A first implication is that the latest offer by the creditors to resume the program of assistance to Greece was far from perfect, since it still did not recognize sufficiently the need of strong structural measures to re-launch growth in Greece, instead further insisting on fiscal adjustment.
A second implication is that in the absence of an agreement, however imperfect, there is not even the hope that the necessary structural measures will be taken in a subsequent period. The results of the forthcoming referendum are decisive in this respect: a yes vote would re-open negotiations on the adjustment program and one could hope that it would be much stronger on structural measures to revive growth. At the same time it should be recognized that, unless growth surprises dramatically on the upside, Greece will need some form of alleviation of its debt.
A third implication is that the large devaluation of the new currency that would follow Grexit would be unlikely to generate large export flows, given the persisting weakness of the Greek productive sector.
This post was prepared with the assistance of Madalina Norocea. Olivier Ginguene of Pictet Banque and Alessio Terzi of Bruegel provided very useful comments. This version corrects a previous one containing a chart on exports that was affected by a mistake.
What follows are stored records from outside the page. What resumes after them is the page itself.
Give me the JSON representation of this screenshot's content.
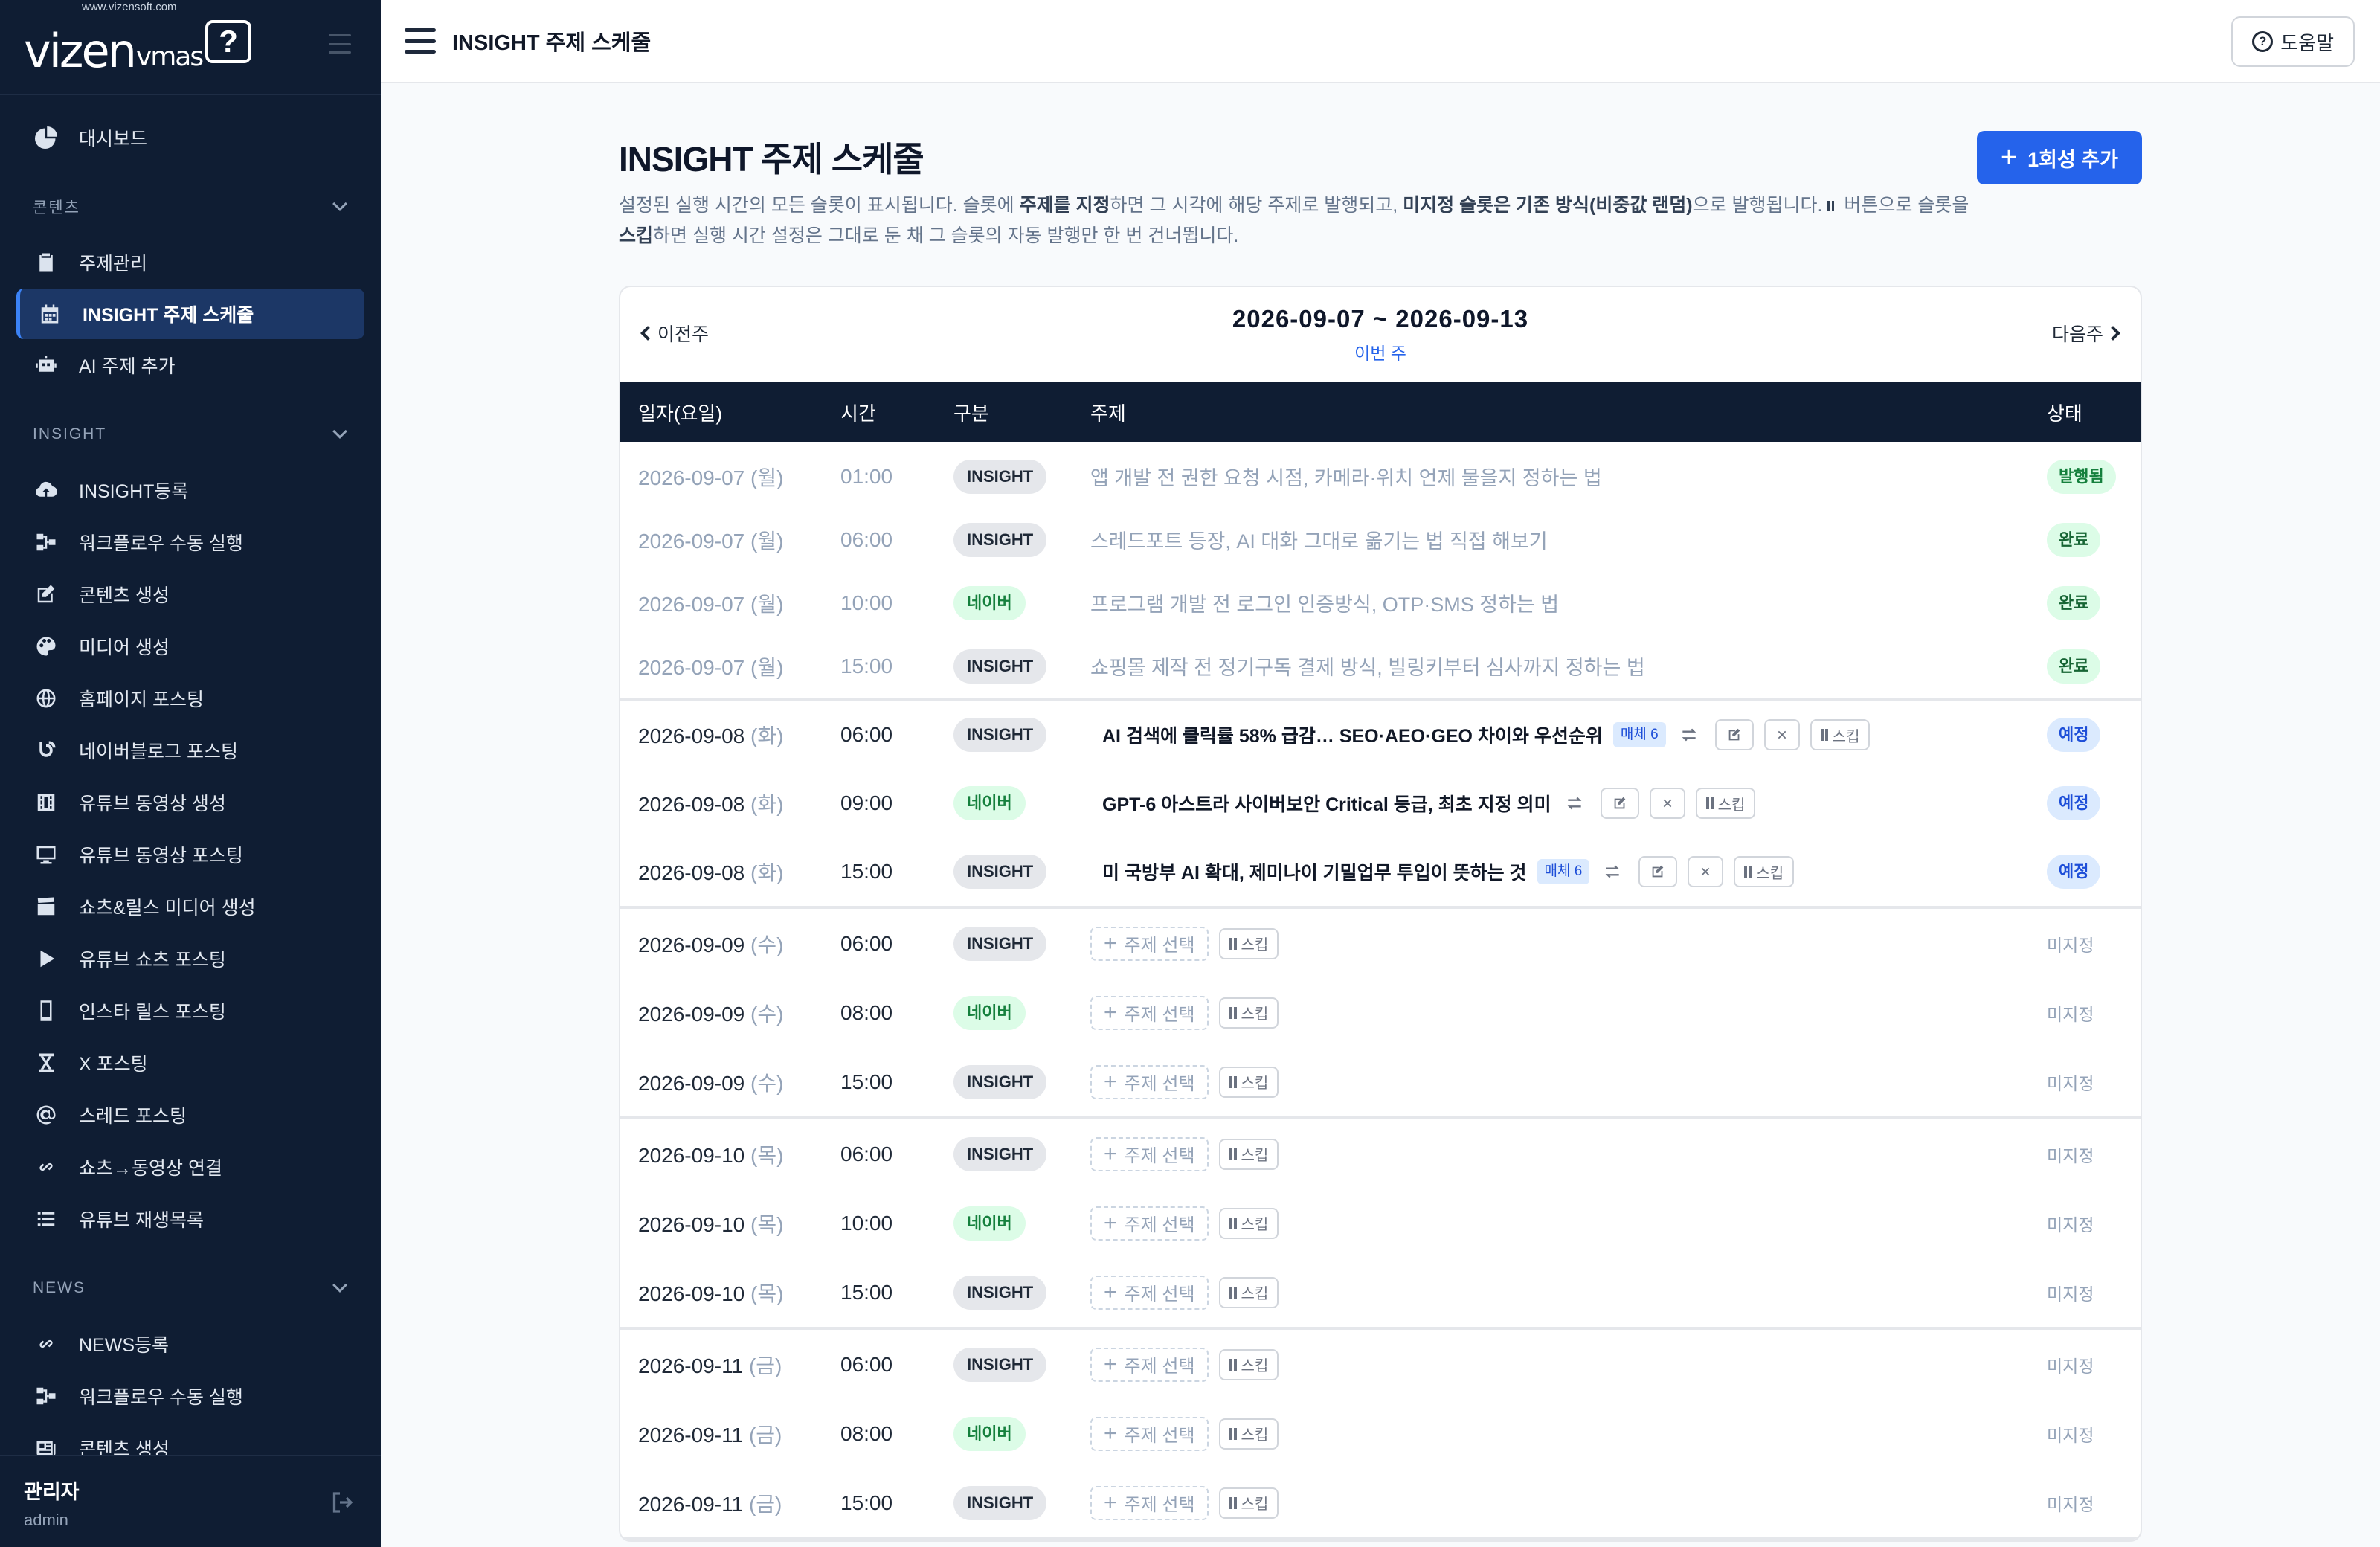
{
  "brand": {
    "logo_main": "vizen",
    "logo_sub": "vmas",
    "logo_url": "www.vizensoft.com",
    "logo_mark": "?"
  },
  "sidebar": {
    "items_top": [
      {
        "label": "대시보드",
        "icon": "pie-chart-icon"
      }
    ],
    "sections": [
      {
        "title": "콘텐츠",
        "items": [
          {
            "label": "주제관리",
            "icon": "clipboard-icon"
          },
          {
            "label": "INSIGHT 주제 스케줄",
            "icon": "calendar-icon",
            "active": true
          },
          {
            "label": "AI 주제 추가",
            "icon": "robot-icon"
          }
        ]
      },
      {
        "title": "INSIGHT",
        "items": [
          {
            "label": "INSIGHT등록",
            "icon": "cloud-upload-icon"
          },
          {
            "label": "워크플로우 수동 실행",
            "icon": "workflow-icon"
          },
          {
            "label": "콘텐츠 생성",
            "icon": "edit-icon"
          },
          {
            "label": "미디어 생성",
            "icon": "palette-icon"
          },
          {
            "label": "홈페이지 포스팅",
            "icon": "globe-icon"
          },
          {
            "label": "네이버블로그 포스팅",
            "icon": "blog-icon"
          },
          {
            "label": "유튜브 동영상 생성",
            "icon": "film-icon"
          },
          {
            "label": "유튜브 동영상 포스팅",
            "icon": "monitor-icon"
          },
          {
            "label": "쇼츠&릴스 미디어 생성",
            "icon": "clapperboard-icon"
          },
          {
            "label": "유튜브 쇼츠 포스팅",
            "icon": "play-icon"
          },
          {
            "label": "인스타 릴스 포스팅",
            "icon": "mobile-icon"
          },
          {
            "label": "X 포스팅",
            "icon": "x-logo-icon"
          },
          {
            "label": "스레드 포스팅",
            "icon": "at-sign-icon"
          },
          {
            "label": "쇼츠→동영상 연결",
            "icon": "link-icon"
          },
          {
            "label": "유튜브 재생목록",
            "icon": "list-icon"
          }
        ]
      },
      {
        "title": "NEWS",
        "items": [
          {
            "label": "NEWS등록",
            "icon": "link-icon"
          },
          {
            "label": "워크플로우 수동 실행",
            "icon": "workflow-icon"
          },
          {
            "label": "콘텐츠 생성",
            "icon": "newspaper-icon"
          }
        ]
      }
    ],
    "user": {
      "name": "관리자",
      "role": "admin"
    }
  },
  "topbar": {
    "title": "INSIGHT 주제 스케줄",
    "help": "도움말"
  },
  "page": {
    "title": "INSIGHT 주제 스케줄",
    "add_button": "1회성 추가",
    "desc_parts": [
      "설정된 실행 시간의 모든 슬롯이 표시됩니다. 슬롯에 ",
      "주제를 지정",
      "하면 그 시각에 해당 주제로 발행되고, ",
      "미지정 슬롯은 기존 방식(비중값 랜덤)",
      "으로 발행됩니다. ",
      " 버튼으로 슬롯을 ",
      "스킵",
      "하면 실행 시간 설정은 그대로 둔 채 그 슬롯의 자동 발행만 한 번 건너뜁니다."
    ]
  },
  "week": {
    "prev": "이전주",
    "next": "다음주",
    "range": "2026-09-07 ~ 2026-09-13",
    "current": "이번 주"
  },
  "table": {
    "headers": {
      "date": "일자(요일)",
      "time": "시간",
      "type": "구분",
      "topic": "주제",
      "status": "상태"
    },
    "labels": {
      "pick": "주제 선택",
      "skip": "스킵",
      "media": "매체 6"
    },
    "groups": [
      {
        "kind": "done",
        "rows": [
          {
            "date": "2026-09-07",
            "dow": "(월)",
            "time": "01:00",
            "type": "INSIGHT",
            "topic": "앱 개발 전 권한 요청 시점, 카메라·위치 언제 물을지 정하는 법",
            "status": "발행됨",
            "status_kind": "pub"
          },
          {
            "date": "2026-09-07",
            "dow": "(월)",
            "time": "06:00",
            "type": "INSIGHT",
            "topic": "스레드포트 등장, AI 대화 그대로 옮기는 법 직접 해보기",
            "status": "완료",
            "status_kind": "done"
          },
          {
            "date": "2026-09-07",
            "dow": "(월)",
            "time": "10:00",
            "type": "네이버",
            "topic": "프로그램 개발 전 로그인 인증방식, OTP·SMS 정하는 법",
            "status": "완료",
            "status_kind": "done"
          },
          {
            "date": "2026-09-07",
            "dow": "(월)",
            "time": "15:00",
            "type": "INSIGHT",
            "topic": "쇼핑몰 제작 전 정기구독 결제 방식, 빌링키부터 심사까지 정하는 법",
            "status": "완료",
            "status_kind": "done"
          }
        ]
      },
      {
        "kind": "set",
        "rows": [
          {
            "date": "2026-09-08",
            "dow": "(화)",
            "time": "06:00",
            "type": "INSIGHT",
            "topic": "AI 검색에 클릭률 58% 급감… SEO·AEO·GEO 차이와 우선순위",
            "media": true,
            "status": "예정",
            "status_kind": "plan"
          },
          {
            "date": "2026-09-08",
            "dow": "(화)",
            "time": "09:00",
            "type": "네이버",
            "topic": "GPT-6 아스트라 사이버보안 Critical 등급, 최초 지정 의미",
            "media": false,
            "status": "예정",
            "status_kind": "plan"
          },
          {
            "date": "2026-09-08",
            "dow": "(화)",
            "time": "15:00",
            "type": "INSIGHT",
            "topic": "미 국방부 AI 확대, 제미나이 기밀업무 투입이 뜻하는 것",
            "media": true,
            "status": "예정",
            "status_kind": "plan"
          }
        ]
      },
      {
        "kind": "empty",
        "rows": [
          {
            "date": "2026-09-09",
            "dow": "(수)",
            "time": "06:00",
            "type": "INSIGHT",
            "status": "미지정"
          },
          {
            "date": "2026-09-09",
            "dow": "(수)",
            "time": "08:00",
            "type": "네이버",
            "status": "미지정"
          },
          {
            "date": "2026-09-09",
            "dow": "(수)",
            "time": "15:00",
            "type": "INSIGHT",
            "status": "미지정"
          }
        ]
      },
      {
        "kind": "empty",
        "rows": [
          {
            "date": "2026-09-10",
            "dow": "(목)",
            "time": "06:00",
            "type": "INSIGHT",
            "status": "미지정"
          },
          {
            "date": "2026-09-10",
            "dow": "(목)",
            "time": "10:00",
            "type": "네이버",
            "status": "미지정"
          },
          {
            "date": "2026-09-10",
            "dow": "(목)",
            "time": "15:00",
            "type": "INSIGHT",
            "status": "미지정"
          }
        ]
      },
      {
        "kind": "empty",
        "rows": [
          {
            "date": "2026-09-11",
            "dow": "(금)",
            "time": "06:00",
            "type": "INSIGHT",
            "status": "미지정"
          },
          {
            "date": "2026-09-11",
            "dow": "(금)",
            "time": "08:00",
            "type": "네이버",
            "status": "미지정"
          },
          {
            "date": "2026-09-11",
            "dow": "(금)",
            "time": "15:00",
            "type": "INSIGHT",
            "status": "미지정"
          }
        ]
      }
    ]
  },
  "colors": {
    "sidebar_bg": "#0f1d33",
    "accent": "#2563eb",
    "naver_green": "#15803d"
  }
}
|↩1||My take of what could happen between Greece and its creditors|
|↩2||Data according to Angus Maddison Project|
|↩3||Mexico in 1981-1986, Russia in 1997-1999 and Argentina in 1998-2002|